**Task requirements:** The whole listing below is to be output exactly, with no line skipped.

**Available records:**
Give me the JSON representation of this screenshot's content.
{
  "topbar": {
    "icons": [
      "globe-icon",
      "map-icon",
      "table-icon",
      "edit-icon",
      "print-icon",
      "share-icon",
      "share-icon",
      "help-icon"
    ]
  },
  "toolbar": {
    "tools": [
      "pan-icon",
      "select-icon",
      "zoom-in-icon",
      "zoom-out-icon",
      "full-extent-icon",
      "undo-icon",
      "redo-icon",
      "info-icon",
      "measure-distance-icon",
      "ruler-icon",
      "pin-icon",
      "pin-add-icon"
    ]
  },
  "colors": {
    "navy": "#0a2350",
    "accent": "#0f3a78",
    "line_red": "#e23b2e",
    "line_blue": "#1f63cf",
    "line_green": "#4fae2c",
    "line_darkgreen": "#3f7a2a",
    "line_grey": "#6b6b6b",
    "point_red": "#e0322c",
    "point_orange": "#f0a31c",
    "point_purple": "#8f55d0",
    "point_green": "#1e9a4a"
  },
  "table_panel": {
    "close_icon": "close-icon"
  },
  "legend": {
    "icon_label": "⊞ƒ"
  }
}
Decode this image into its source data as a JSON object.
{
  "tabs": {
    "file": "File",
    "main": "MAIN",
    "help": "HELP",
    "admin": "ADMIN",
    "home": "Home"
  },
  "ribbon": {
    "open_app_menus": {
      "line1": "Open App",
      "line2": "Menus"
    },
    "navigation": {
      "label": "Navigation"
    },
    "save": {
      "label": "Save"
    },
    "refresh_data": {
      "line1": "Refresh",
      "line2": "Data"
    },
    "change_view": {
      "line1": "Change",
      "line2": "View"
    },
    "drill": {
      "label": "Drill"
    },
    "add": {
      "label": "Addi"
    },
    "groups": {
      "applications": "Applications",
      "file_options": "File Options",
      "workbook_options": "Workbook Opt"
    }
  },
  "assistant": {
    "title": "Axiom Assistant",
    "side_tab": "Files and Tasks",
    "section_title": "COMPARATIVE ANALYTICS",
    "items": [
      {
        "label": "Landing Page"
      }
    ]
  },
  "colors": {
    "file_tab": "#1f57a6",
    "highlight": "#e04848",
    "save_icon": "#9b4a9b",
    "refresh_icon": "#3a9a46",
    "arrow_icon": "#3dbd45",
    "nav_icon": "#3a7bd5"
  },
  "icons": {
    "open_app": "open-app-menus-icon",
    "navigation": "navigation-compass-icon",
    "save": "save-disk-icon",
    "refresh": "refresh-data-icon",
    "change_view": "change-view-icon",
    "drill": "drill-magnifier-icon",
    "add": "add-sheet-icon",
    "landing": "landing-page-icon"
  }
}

**Output of the exercise:**
Give me the JSON representation of this screenshot's content.
{
  "topbar": {
    "icons": [
      "globe-icon",
      "map-icon",
      "table-icon",
      "edit-icon",
      "print-icon",
      "share-icon",
      "share-icon",
      "help-icon"
    ]
  },
  "toolbar": {
    "tools": [
      "pan-icon",
      "select-icon",
      "zoom-in-icon",
      "zoom-out-icon",
      "full-extent-icon",
      "undo-icon",
      "redo-icon",
      "info-icon",
      "measure-distance-icon",
      "ruler-icon",
      "pin-icon",
      "pin-add-icon"
    ]
  },
  "colors": {
    "navy": "#0a2350",
    "accent": "#0f3a78",
    "line_red": "#e23b2e",
    "line_blue": "#1f63cf",
    "line_green": "#4fae2c",
    "line_darkgreen": "#3f7a2a",
    "line_grey": "#6b6b6b",
    "point_red": "#e0322c",
    "point_orange": "#f0a31c",
    "point_purple": "#8f55d0",
    "point_green": "#1e9a4a"
  },
  "table_panel": {
    "close_icon": "close-icon"
  },
  "legend": {
    "icon_label": "⊞ƒ"
  }
}
Decode this image into its source data as a JSON object.
{
  "tabs": {
    "file": "File",
    "main": "MAIN",
    "help": "HELP",
    "admin": "ADMIN",
    "home": "Home"
  },
  "ribbon": {
    "open_app_menus": {
      "line1": "Open App",
      "line2": "Menus"
    },
    "navigation": {
      "label": "Navigation"
    },
    "save": {
      "label": "Save"
    },
    "refresh_data": {
      "line1": "Refresh",
      "line2": "Data"
    },
    "change_view": {
      "line1": "Change",
      "line2": "View"
    },
    "drill": {
      "label": "Drill"
    },
    "add": {
      "label": "Addi"
    },
    "groups": {
      "applications": "Applications",
      "file_options": "File Options",
      "workbook_options": "Workbook Opt"
    }
  },
  "assistant": {
    "title": "Axiom Assistant",
    "side_tab": "Files and Tasks",
    "section_title": "COMPARATIVE ANALYTICS",
    "items": [
      {
        "label": "Landing Page"
      }
    ]
  },
  "colors": {
    "file_tab": "#1f57a6",
    "highlight": "#e04848",
    "save_icon": "#9b4a9b",
    "refresh_icon": "#3a9a46",
    "arrow_icon": "#3dbd45",
    "nav_icon": "#3a7bd5"
  },
  "icons": {
    "open_app": "open-app-menus-icon",
    "navigation": "navigation-compass-icon",
    "save": "save-disk-icon",
    "refresh": "refresh-data-icon",
    "change_view": "change-view-icon",
    "drill": "drill-magnifier-icon",
    "add": "add-sheet-icon",
    "landing": "landing-page-icon"
  }
}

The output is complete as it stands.